▸ EXERCISE OBJECTIVE
Among the entries below, count the lines where the string "label" occurs, and give only the number.

▸ EXTRACTED INFORMATION
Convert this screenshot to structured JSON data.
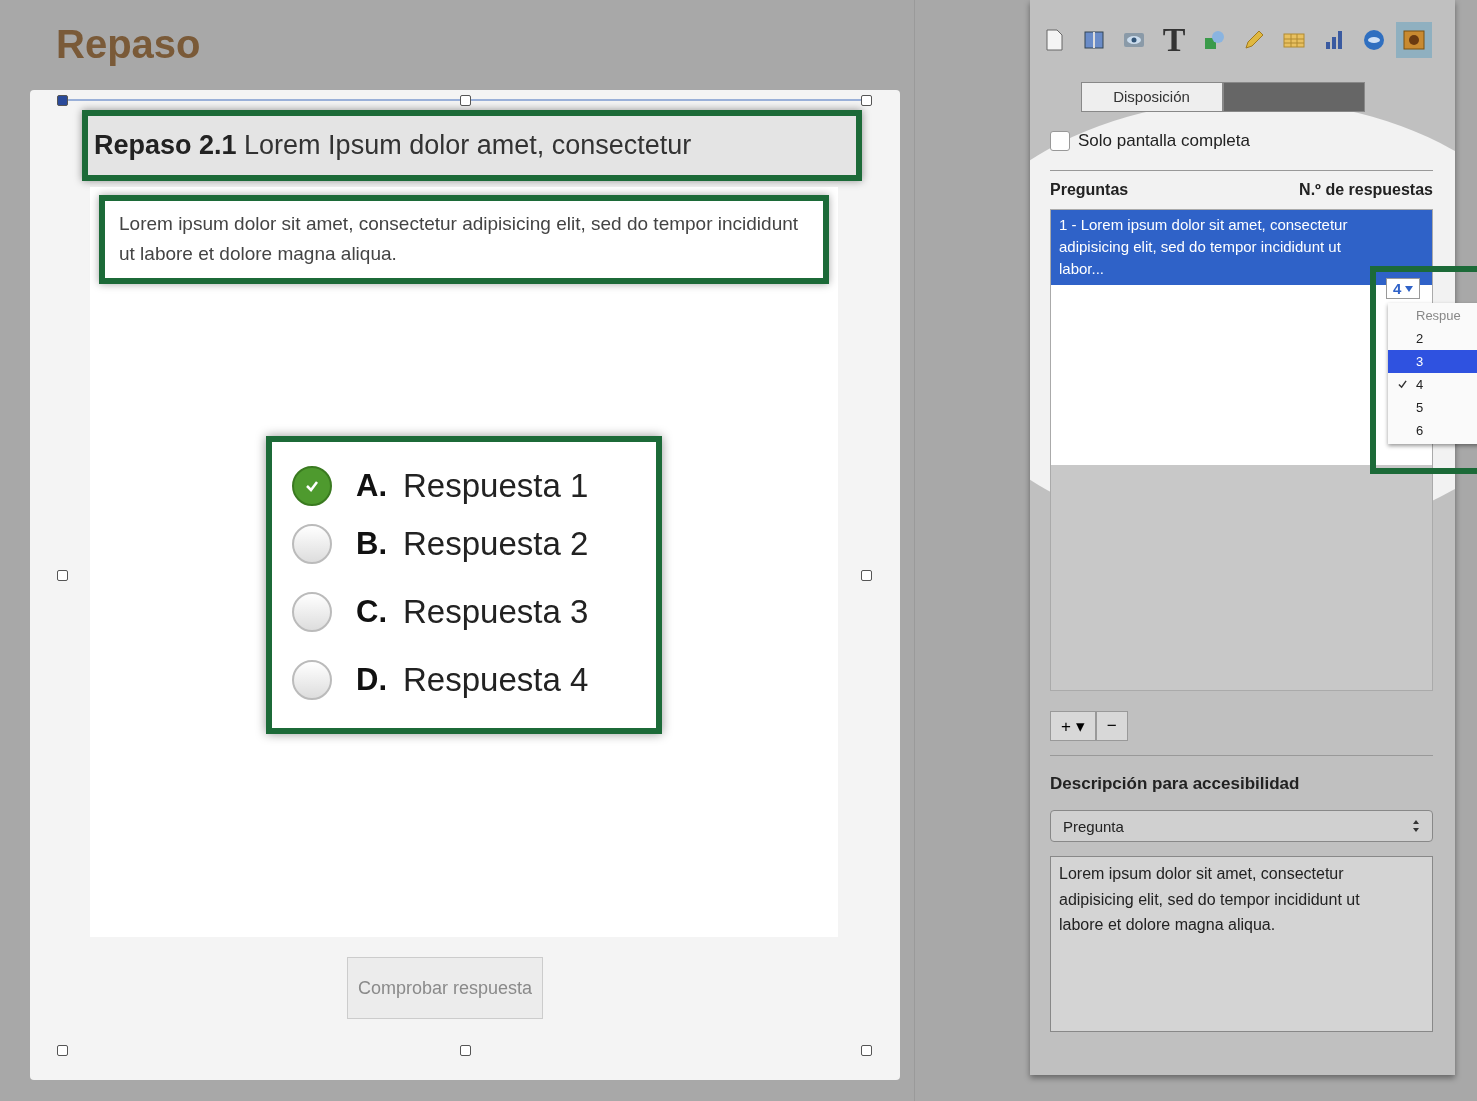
{
  "document": {
    "title": "Repaso",
    "heading": {
      "prefix": "Repaso 2.1",
      "text": "Lorem Ipsum dolor amet, consectetur"
    },
    "intro": "Lorem ipsum dolor sit amet, consectetur adipisicing elit, sed do tempor incididunt ut labore et dolore magna aliqua.",
    "answers": [
      {
        "letter": "A.",
        "text": "Respuesta 1",
        "selected": true
      },
      {
        "letter": "B.",
        "text": "Respuesta 2",
        "selected": false
      },
      {
        "letter": "C.",
        "text": "Respuesta 3",
        "selected": false
      },
      {
        "letter": "D.",
        "text": "Respuesta 4",
        "selected": false
      }
    ],
    "check_button": "Comprobar respuesta"
  },
  "inspector": {
    "toolbar": [
      {
        "kind": "page",
        "selected": false
      },
      {
        "kind": "book",
        "selected": false
      },
      {
        "kind": "eye",
        "selected": false
      },
      {
        "kind": "text",
        "glyph": "T",
        "selected": false
      },
      {
        "kind": "shapes",
        "selected": false
      },
      {
        "kind": "pencil",
        "selected": false
      },
      {
        "kind": "table",
        "selected": false
      },
      {
        "kind": "chart",
        "selected": false
      },
      {
        "kind": "globe",
        "selected": false
      },
      {
        "kind": "widget",
        "selected": true
      }
    ],
    "tabs": [
      {
        "label": "Disposición",
        "selected": false
      },
      {
        "selected": true
      }
    ],
    "fullscreen_only": {
      "label": "Solo pantalla completa",
      "checked": false
    },
    "questions": {
      "columns": [
        "Preguntas",
        "N.º de respuestas"
      ],
      "rows": [
        {
          "text": "1 - Lorem ipsum dolor sit amet, consectetur adipisicing elit, sed do tempor incididunt ut labor...",
          "count": "4",
          "selected": true
        }
      ]
    },
    "count_menu": {
      "items": [
        {
          "label": "Respue",
          "kind": "header"
        },
        {
          "label": "2",
          "kind": "option",
          "checked": false,
          "selected": false
        },
        {
          "label": "3",
          "kind": "option",
          "checked": false,
          "selected": true
        },
        {
          "label": "4",
          "kind": "option",
          "checked": true,
          "selected": false
        },
        {
          "label": "5",
          "kind": "option",
          "checked": false,
          "selected": false
        },
        {
          "label": "6",
          "kind": "option",
          "checked": false,
          "selected": false
        }
      ]
    },
    "add_button": "+ ▾",
    "remove_button": "−",
    "accessibility": {
      "label": "Descripción para accesibilidad",
      "popup": "Pregunta",
      "text": "Lorem ipsum dolor sit amet, consectetur adipisicing elit, sed do tempor incididunt ut labore et dolore magna aliqua."
    }
  }
}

▸ EXPECTED OUTPUT
9